(Records contained in a dataset)
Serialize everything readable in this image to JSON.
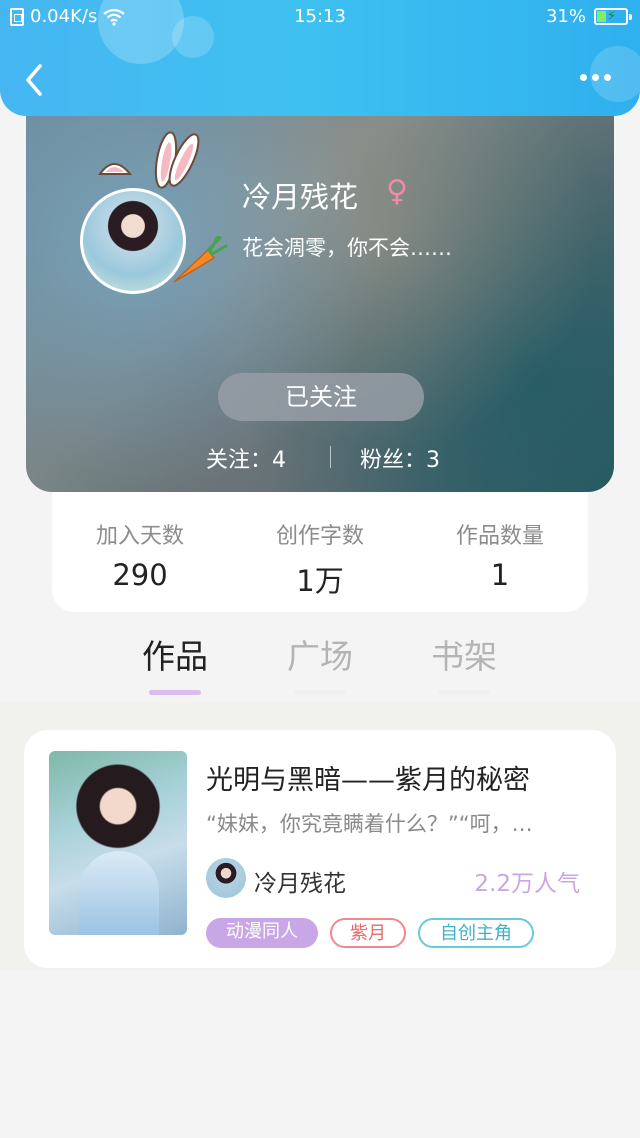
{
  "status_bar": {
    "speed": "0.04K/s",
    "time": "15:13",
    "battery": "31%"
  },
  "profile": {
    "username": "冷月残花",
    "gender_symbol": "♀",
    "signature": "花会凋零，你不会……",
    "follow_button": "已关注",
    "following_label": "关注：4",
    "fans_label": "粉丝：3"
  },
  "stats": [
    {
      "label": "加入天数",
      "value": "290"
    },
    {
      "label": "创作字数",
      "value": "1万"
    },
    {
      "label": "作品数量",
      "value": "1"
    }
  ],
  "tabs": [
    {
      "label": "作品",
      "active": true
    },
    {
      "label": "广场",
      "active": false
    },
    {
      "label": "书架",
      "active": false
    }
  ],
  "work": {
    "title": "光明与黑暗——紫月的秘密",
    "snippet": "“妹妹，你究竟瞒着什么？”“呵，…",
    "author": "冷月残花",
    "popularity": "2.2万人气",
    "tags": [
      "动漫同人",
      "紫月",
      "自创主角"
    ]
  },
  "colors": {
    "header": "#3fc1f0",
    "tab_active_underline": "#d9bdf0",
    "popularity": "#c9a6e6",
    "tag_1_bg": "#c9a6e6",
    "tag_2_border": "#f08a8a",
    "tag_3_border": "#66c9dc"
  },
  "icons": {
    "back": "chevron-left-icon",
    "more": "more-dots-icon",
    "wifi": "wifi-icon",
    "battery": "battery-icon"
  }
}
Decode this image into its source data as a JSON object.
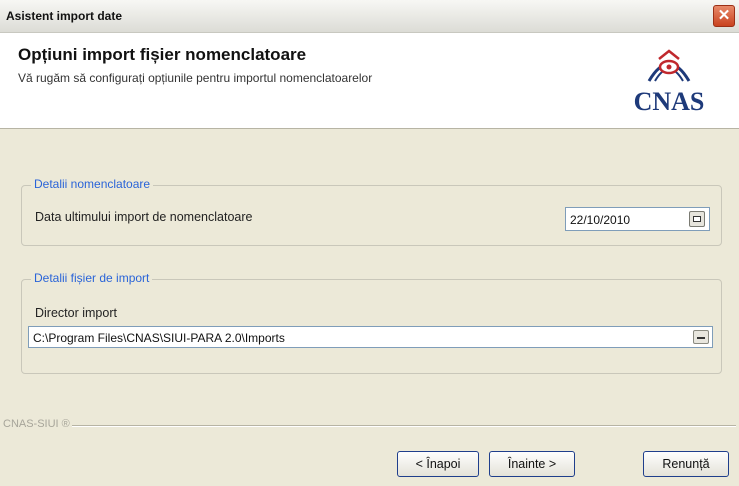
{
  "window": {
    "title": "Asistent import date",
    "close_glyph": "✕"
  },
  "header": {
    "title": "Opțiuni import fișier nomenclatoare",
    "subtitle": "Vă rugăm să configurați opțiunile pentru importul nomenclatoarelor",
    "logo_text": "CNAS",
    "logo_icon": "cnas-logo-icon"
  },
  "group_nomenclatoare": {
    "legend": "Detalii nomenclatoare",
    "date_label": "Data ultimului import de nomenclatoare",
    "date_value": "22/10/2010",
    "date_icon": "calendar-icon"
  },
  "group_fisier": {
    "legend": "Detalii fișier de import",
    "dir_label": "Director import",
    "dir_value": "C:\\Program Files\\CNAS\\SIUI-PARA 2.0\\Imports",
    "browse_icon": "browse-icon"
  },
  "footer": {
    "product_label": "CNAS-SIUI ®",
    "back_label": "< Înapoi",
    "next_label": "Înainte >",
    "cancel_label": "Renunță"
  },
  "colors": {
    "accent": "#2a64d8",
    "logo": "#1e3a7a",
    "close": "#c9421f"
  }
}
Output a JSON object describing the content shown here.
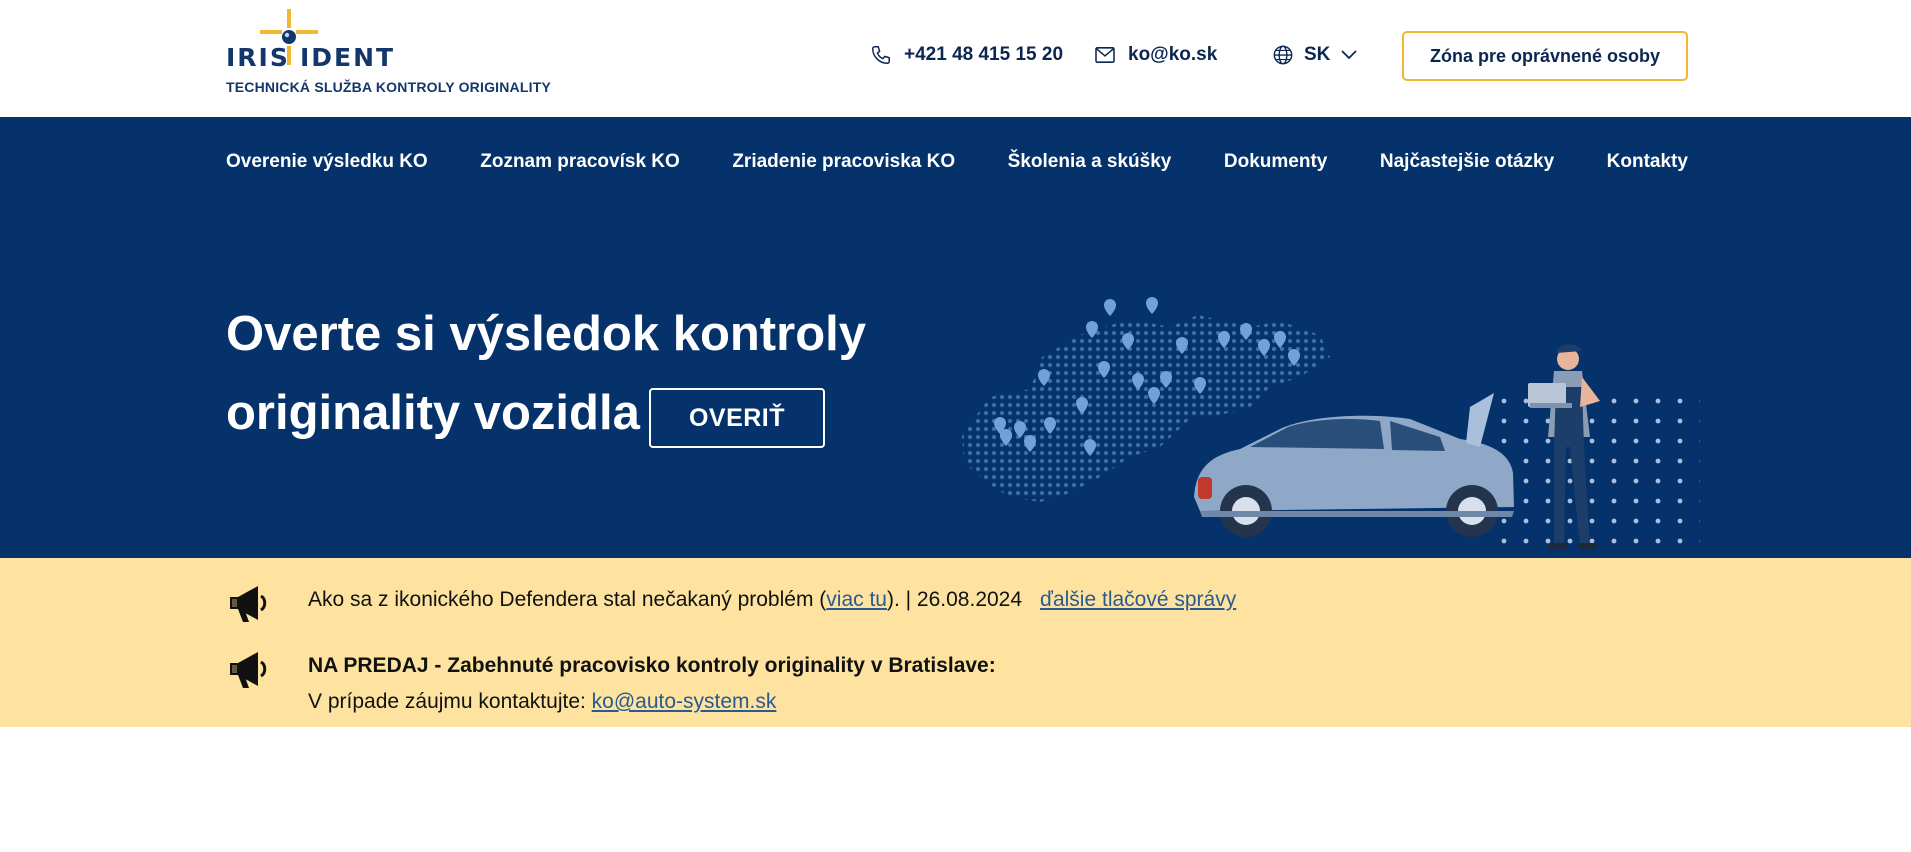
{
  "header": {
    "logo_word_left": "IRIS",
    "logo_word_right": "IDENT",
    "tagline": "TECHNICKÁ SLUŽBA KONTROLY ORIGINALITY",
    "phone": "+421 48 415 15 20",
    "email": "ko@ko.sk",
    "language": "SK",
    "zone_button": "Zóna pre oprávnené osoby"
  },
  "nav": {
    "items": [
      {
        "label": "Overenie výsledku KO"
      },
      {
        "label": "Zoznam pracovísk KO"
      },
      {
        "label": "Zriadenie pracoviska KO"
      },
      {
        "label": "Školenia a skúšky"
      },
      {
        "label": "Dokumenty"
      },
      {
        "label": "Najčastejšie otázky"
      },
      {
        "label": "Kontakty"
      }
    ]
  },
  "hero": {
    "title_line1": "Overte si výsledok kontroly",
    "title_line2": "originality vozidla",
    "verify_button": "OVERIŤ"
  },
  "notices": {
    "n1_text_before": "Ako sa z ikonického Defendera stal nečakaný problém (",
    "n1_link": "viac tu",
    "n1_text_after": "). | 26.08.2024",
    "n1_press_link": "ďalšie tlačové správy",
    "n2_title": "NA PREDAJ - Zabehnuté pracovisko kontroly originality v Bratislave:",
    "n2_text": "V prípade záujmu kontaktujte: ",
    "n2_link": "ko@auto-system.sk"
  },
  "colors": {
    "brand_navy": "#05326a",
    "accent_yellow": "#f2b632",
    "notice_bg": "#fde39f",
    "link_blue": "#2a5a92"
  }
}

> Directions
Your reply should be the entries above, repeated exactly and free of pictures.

> Task answer
Serialize everything readable in this image to JSON.
{
  "status_bar": {
    "speed": "0.04K/s",
    "time": "15:13",
    "battery": "31%"
  },
  "profile": {
    "username": "冷月残花",
    "gender_symbol": "♀",
    "signature": "花会凋零，你不会……",
    "follow_button": "已关注",
    "following_label": "关注：4",
    "fans_label": "粉丝：3"
  },
  "stats": [
    {
      "label": "加入天数",
      "value": "290"
    },
    {
      "label": "创作字数",
      "value": "1万"
    },
    {
      "label": "作品数量",
      "value": "1"
    }
  ],
  "tabs": [
    {
      "label": "作品",
      "active": true
    },
    {
      "label": "广场",
      "active": false
    },
    {
      "label": "书架",
      "active": false
    }
  ],
  "work": {
    "title": "光明与黑暗——紫月的秘密",
    "snippet": "“妹妹，你究竟瞒着什么？”“呵，…",
    "author": "冷月残花",
    "popularity": "2.2万人气",
    "tags": [
      "动漫同人",
      "紫月",
      "自创主角"
    ]
  },
  "colors": {
    "header": "#3fc1f0",
    "tab_active_underline": "#d9bdf0",
    "popularity": "#c9a6e6",
    "tag_1_bg": "#c9a6e6",
    "tag_2_border": "#f08a8a",
    "tag_3_border": "#66c9dc"
  },
  "icons": {
    "back": "chevron-left-icon",
    "more": "more-dots-icon",
    "wifi": "wifi-icon",
    "battery": "battery-icon"
  }
}
Decode this image into its source data as a JSON object.
{
  "window": {
    "title": "Asistent import date",
    "close_glyph": "✕"
  },
  "header": {
    "title": "Opțiuni import fișier nomenclatoare",
    "subtitle": "Vă rugăm să configurați opțiunile pentru importul nomenclatoarelor",
    "logo_text": "CNAS",
    "logo_icon": "cnas-logo-icon"
  },
  "group_nomenclatoare": {
    "legend": "Detalii nomenclatoare",
    "date_label": "Data ultimului import de nomenclatoare",
    "date_value": "22/10/2010",
    "date_icon": "calendar-icon"
  },
  "group_fisier": {
    "legend": "Detalii fișier de import",
    "dir_label": "Director import",
    "dir_value": "C:\\Program Files\\CNAS\\SIUI-PARA 2.0\\Imports",
    "browse_icon": "browse-icon"
  },
  "footer": {
    "product_label": "CNAS-SIUI ®",
    "back_label": "< Înapoi",
    "next_label": "Înainte >",
    "cancel_label": "Renunță"
  },
  "colors": {
    "accent": "#2a64d8",
    "logo": "#1e3a7a",
    "close": "#c9421f"
  }
}
Output a JSON object describing the content shown here.
{
  "header": {
    "logo_word_left": "IRIS",
    "logo_word_right": "IDENT",
    "tagline": "TECHNICKÁ SLUŽBA KONTROLY ORIGINALITY",
    "phone": "+421 48 415 15 20",
    "email": "ko@ko.sk",
    "language": "SK",
    "zone_button": "Zóna pre oprávnené osoby"
  },
  "nav": {
    "items": [
      {
        "label": "Overenie výsledku KO"
      },
      {
        "label": "Zoznam pracovísk KO"
      },
      {
        "label": "Zriadenie pracoviska KO"
      },
      {
        "label": "Školenia a skúšky"
      },
      {
        "label": "Dokumenty"
      },
      {
        "label": "Najčastejšie otázky"
      },
      {
        "label": "Kontakty"
      }
    ]
  },
  "hero": {
    "title_line1": "Overte si výsledok kontroly",
    "title_line2": "originality vozidla",
    "verify_button": "OVERIŤ"
  },
  "notices": {
    "n1_text_before": "Ako sa z ikonického Defendera stal nečakaný problém (",
    "n1_link": "viac tu",
    "n1_text_after": "). | 26.08.2024",
    "n1_press_link": "ďalšie tlačové správy",
    "n2_title": "NA PREDAJ - Zabehnuté pracovisko kontroly originality v Bratislave:",
    "n2_text": "V prípade záujmu kontaktujte: ",
    "n2_link": "ko@auto-system.sk"
  },
  "colors": {
    "brand_navy": "#05326a",
    "accent_yellow": "#f2b632",
    "notice_bg": "#fde39f",
    "link_blue": "#2a5a92"
  }
}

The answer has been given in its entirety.